Not surprisingly, part of the reason Romney is doing well in Florida and Ohio is that he is winning on the issue of the economy, which dominates this election. In Florida, 49% think Romney would do a better job with the economy while only 40% think Obama would better. Similarly, in Ohio it is Romney 47% to Obama 43%. In Pennsylvania, Obama barely leads on this question – 44% to 43% for Romney.

The only real piece of good news for Obama is that his lead has increased in Pennsylvania although I personally don’t think that is very important. The idea that Pennsylvania might  be a swing state tends be recycled every election, but I found it hard to believe the state could be decisive.
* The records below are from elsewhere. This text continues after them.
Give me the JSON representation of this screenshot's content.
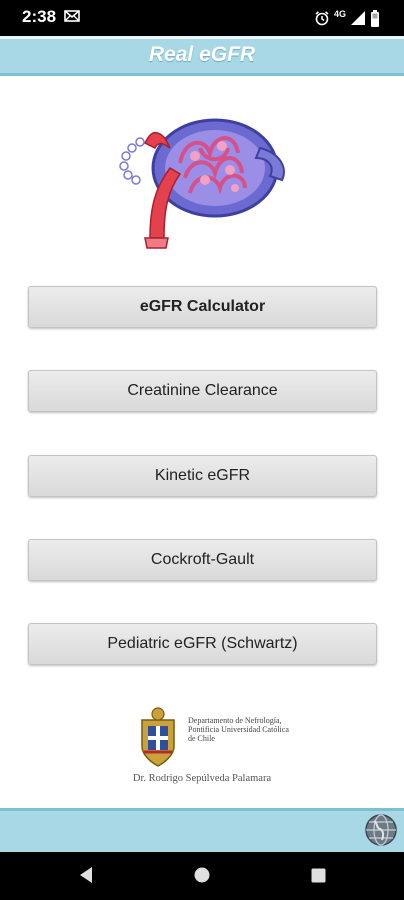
{
  "status_bar": {
    "time": "2:38",
    "left_icon": "mail-icon",
    "network": "4G",
    "right_icons": [
      "alarm-icon",
      "signal-icon",
      "battery-icon"
    ]
  },
  "header": {
    "title": "Real eGFR",
    "background_color": "#a8d8e6"
  },
  "illustration": {
    "icon": "kidney-nephron-icon"
  },
  "menu": {
    "buttons": [
      {
        "label": "eGFR Calculator"
      },
      {
        "label": "Creatinine Clearance"
      },
      {
        "label": "Kinetic eGFR"
      },
      {
        "label": "Cockroft-Gault"
      },
      {
        "label": "Pediatric eGFR (Schwartz)"
      }
    ]
  },
  "credits": {
    "institution": "Departamento de Nefrología, Pontificia Universidad Católica de Chile",
    "author": "Dr. Rodrigo Sepúlveda Palamara",
    "seal_icon": "university-seal-icon"
  },
  "footer": {
    "icon": "globe-icon"
  },
  "navigation": {
    "back_icon": "back-icon",
    "home_icon": "home-icon",
    "recents_icon": "recents-icon"
  }
}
It is possible that Romney in a big wave election could carry Pennsylvania, but I suspect several other states would put Romney over the necessary 270 electoral college votes first.